Each line below should be reproduced without any alteration.
**********
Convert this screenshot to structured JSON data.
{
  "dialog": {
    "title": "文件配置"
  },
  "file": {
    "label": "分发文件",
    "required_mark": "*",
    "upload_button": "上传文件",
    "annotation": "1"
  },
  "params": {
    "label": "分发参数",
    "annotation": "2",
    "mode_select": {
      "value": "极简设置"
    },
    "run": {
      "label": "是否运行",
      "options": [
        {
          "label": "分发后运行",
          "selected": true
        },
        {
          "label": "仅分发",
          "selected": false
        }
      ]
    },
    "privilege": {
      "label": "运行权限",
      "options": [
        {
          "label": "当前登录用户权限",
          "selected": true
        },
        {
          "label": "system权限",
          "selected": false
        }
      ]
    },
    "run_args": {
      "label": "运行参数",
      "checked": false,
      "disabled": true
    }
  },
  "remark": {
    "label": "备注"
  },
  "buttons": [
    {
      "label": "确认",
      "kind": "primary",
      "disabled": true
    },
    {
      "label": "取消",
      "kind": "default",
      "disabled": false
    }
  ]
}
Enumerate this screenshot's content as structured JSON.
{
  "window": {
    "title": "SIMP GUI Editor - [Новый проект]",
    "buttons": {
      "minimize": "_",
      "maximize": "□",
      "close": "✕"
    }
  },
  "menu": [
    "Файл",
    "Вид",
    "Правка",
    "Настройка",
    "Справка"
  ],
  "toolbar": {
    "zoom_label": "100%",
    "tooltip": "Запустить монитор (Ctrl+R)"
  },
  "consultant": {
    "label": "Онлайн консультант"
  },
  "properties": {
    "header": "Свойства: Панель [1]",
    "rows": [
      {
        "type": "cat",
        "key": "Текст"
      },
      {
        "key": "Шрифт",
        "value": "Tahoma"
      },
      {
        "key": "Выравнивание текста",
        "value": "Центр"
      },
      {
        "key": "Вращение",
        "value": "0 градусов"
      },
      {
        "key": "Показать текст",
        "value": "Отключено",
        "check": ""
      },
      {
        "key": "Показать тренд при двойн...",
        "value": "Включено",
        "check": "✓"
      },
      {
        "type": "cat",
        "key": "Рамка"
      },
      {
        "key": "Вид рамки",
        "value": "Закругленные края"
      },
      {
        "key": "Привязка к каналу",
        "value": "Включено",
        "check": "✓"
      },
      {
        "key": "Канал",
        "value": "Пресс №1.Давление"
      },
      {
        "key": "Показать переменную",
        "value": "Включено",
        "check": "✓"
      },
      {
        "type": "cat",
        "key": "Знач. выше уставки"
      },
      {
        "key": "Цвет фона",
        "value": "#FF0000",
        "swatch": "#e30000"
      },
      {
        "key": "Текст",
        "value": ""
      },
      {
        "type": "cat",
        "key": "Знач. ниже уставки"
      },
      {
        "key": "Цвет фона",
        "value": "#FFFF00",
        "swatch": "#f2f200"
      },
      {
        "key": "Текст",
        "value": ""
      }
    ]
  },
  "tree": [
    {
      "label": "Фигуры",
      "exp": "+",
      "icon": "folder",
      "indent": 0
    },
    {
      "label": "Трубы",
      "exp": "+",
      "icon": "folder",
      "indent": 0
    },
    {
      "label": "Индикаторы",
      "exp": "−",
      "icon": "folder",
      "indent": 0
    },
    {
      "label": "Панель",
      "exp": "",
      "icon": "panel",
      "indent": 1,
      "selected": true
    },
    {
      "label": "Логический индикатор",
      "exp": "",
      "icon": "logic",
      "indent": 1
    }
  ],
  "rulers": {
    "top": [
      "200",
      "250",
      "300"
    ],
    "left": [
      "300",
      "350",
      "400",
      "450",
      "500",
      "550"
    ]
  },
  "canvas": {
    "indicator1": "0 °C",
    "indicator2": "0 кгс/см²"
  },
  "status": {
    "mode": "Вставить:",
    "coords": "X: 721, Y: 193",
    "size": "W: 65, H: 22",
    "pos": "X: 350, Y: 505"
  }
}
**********
ANSWER BELOW.
Convert this screenshot to structured JSON data.
{
  "dialog": {
    "title": "文件配置"
  },
  "file": {
    "label": "分发文件",
    "required_mark": "*",
    "upload_button": "上传文件",
    "annotation": "1"
  },
  "params": {
    "label": "分发参数",
    "annotation": "2",
    "mode_select": {
      "value": "极简设置"
    },
    "run": {
      "label": "是否运行",
      "options": [
        {
          "label": "分发后运行",
          "selected": true
        },
        {
          "label": "仅分发",
          "selected": false
        }
      ]
    },
    "privilege": {
      "label": "运行权限",
      "options": [
        {
          "label": "当前登录用户权限",
          "selected": true
        },
        {
          "label": "system权限",
          "selected": false
        }
      ]
    },
    "run_args": {
      "label": "运行参数",
      "checked": false,
      "disabled": true
    }
  },
  "remark": {
    "label": "备注"
  },
  "buttons": [
    {
      "label": "确认",
      "kind": "primary",
      "disabled": true
    },
    {
      "label": "取消",
      "kind": "default",
      "disabled": false
    }
  ]
}
Enumerate this screenshot's content as structured JSON.
{
  "window": {
    "title": "SIMP GUI Editor - [Новый проект]",
    "buttons": {
      "minimize": "_",
      "maximize": "□",
      "close": "✕"
    }
  },
  "menu": [
    "Файл",
    "Вид",
    "Правка",
    "Настройка",
    "Справка"
  ],
  "toolbar": {
    "zoom_label": "100%",
    "tooltip": "Запустить монитор (Ctrl+R)"
  },
  "consultant": {
    "label": "Онлайн консультант"
  },
  "properties": {
    "header": "Свойства: Панель [1]",
    "rows": [
      {
        "type": "cat",
        "key": "Текст"
      },
      {
        "key": "Шрифт",
        "value": "Tahoma"
      },
      {
        "key": "Выравнивание текста",
        "value": "Центр"
      },
      {
        "key": "Вращение",
        "value": "0 градусов"
      },
      {
        "key": "Показать текст",
        "value": "Отключено",
        "check": ""
      },
      {
        "key": "Показать тренд при двойн...",
        "value": "Включено",
        "check": "✓"
      },
      {
        "type": "cat",
        "key": "Рамка"
      },
      {
        "key": "Вид рамки",
        "value": "Закругленные края"
      },
      {
        "key": "Привязка к каналу",
        "value": "Включено",
        "check": "✓"
      },
      {
        "key": "Канал",
        "value": "Пресс №1.Давление"
      },
      {
        "key": "Показать переменную",
        "value": "Включено",
        "check": "✓"
      },
      {
        "type": "cat",
        "key": "Знач. выше уставки"
      },
      {
        "key": "Цвет фона",
        "value": "#FF0000",
        "swatch": "#e30000"
      },
      {
        "key": "Текст",
        "value": ""
      },
      {
        "type": "cat",
        "key": "Знач. ниже уставки"
      },
      {
        "key": "Цвет фона",
        "value": "#FFFF00",
        "swatch": "#f2f200"
      },
      {
        "key": "Текст",
        "value": ""
      }
    ]
  },
  "tree": [
    {
      "label": "Фигуры",
      "exp": "+",
      "icon": "folder",
      "indent": 0
    },
    {
      "label": "Трубы",
      "exp": "+",
      "icon": "folder",
      "indent": 0
    },
    {
      "label": "Индикаторы",
      "exp": "−",
      "icon": "folder",
      "indent": 0
    },
    {
      "label": "Панель",
      "exp": "",
      "icon": "panel",
      "indent": 1,
      "selected": true
    },
    {
      "label": "Логический индикатор",
      "exp": "",
      "icon": "logic",
      "indent": 1
    }
  ],
  "rulers": {
    "top": [
      "200",
      "250",
      "300"
    ],
    "left": [
      "300",
      "350",
      "400",
      "450",
      "500",
      "550"
    ]
  },
  "canvas": {
    "indicator1": "0 °C",
    "indicator2": "0 кгс/см²"
  },
  "status": {
    "mode": "Вставить:",
    "coords": "X: 721, Y: 193",
    "size": "W: 65, H: 22",
    "pos": "X: 350, Y: 505"
  }
}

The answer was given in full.